◆ Dataset records
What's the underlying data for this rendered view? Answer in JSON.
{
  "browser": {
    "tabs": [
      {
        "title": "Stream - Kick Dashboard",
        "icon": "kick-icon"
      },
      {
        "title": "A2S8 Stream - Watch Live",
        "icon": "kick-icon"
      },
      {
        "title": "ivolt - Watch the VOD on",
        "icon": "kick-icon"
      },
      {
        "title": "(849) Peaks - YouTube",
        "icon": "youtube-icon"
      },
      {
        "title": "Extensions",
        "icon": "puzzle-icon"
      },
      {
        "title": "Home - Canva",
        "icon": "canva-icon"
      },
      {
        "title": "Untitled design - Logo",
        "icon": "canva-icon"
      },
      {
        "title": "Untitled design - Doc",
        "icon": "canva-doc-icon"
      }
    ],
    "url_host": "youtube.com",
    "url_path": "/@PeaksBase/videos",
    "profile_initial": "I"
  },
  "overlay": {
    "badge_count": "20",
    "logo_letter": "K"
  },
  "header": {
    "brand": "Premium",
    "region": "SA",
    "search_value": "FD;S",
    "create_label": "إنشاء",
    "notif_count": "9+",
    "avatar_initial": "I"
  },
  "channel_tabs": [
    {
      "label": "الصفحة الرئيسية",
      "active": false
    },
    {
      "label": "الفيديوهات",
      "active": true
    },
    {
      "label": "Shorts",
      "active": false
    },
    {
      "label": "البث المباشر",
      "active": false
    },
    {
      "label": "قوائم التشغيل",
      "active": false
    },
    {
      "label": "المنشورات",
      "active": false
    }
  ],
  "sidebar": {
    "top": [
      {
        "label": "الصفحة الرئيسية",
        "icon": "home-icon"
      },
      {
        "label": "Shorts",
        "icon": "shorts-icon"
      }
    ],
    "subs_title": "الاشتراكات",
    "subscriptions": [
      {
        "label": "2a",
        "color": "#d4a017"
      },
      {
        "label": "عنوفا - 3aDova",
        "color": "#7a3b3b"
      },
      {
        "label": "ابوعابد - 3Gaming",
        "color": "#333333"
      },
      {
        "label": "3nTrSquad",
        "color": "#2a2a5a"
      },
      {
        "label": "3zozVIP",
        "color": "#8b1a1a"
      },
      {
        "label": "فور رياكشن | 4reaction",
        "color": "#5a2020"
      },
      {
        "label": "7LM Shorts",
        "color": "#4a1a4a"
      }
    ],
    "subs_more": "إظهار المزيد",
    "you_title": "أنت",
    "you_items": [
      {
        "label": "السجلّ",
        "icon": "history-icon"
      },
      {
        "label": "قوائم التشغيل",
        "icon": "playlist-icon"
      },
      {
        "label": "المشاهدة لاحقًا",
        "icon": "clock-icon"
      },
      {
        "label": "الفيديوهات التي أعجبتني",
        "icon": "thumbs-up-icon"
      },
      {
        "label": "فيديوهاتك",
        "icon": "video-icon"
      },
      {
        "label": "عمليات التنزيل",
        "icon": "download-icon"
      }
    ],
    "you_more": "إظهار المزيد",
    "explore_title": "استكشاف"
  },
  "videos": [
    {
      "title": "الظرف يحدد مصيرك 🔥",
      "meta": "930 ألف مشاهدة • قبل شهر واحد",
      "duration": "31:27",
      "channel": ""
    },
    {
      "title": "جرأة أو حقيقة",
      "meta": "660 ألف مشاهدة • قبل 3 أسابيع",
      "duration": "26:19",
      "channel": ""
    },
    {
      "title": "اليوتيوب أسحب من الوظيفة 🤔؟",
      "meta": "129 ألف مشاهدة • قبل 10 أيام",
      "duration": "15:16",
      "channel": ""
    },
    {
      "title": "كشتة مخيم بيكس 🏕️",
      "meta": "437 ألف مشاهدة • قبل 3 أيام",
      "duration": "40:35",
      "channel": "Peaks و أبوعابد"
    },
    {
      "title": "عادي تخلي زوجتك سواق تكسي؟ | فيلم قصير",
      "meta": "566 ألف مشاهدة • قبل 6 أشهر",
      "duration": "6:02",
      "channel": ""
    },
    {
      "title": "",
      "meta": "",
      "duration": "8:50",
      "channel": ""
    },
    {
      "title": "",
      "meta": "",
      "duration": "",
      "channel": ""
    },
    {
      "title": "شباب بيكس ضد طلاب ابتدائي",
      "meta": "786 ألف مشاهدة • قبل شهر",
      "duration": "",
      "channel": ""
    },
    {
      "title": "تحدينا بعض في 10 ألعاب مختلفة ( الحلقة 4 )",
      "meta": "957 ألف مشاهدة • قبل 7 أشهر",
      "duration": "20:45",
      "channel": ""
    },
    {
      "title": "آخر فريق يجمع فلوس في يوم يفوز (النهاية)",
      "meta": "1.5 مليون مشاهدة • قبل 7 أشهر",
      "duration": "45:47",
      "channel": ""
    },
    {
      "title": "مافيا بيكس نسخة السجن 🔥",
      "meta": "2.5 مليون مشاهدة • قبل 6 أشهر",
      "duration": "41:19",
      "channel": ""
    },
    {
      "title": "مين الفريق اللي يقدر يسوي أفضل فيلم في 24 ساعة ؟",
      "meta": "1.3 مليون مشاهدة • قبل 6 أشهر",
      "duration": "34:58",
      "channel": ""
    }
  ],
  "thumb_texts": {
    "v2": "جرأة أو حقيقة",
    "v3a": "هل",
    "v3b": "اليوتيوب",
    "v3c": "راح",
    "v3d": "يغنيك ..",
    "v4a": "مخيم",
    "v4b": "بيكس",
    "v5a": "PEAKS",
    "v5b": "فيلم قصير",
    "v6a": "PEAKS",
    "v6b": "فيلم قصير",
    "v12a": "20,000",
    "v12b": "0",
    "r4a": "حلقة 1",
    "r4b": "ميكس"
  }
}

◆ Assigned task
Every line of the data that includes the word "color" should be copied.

◆ Answer to the exercise
        "color": "#d4a017"
        "color": "#7a3b3b"
        "color": "#333333"
        "color": "#2a2a5a"
        "color": "#8b1a1a"
        "color": "#5a2020"
        "color": "#4a1a4a"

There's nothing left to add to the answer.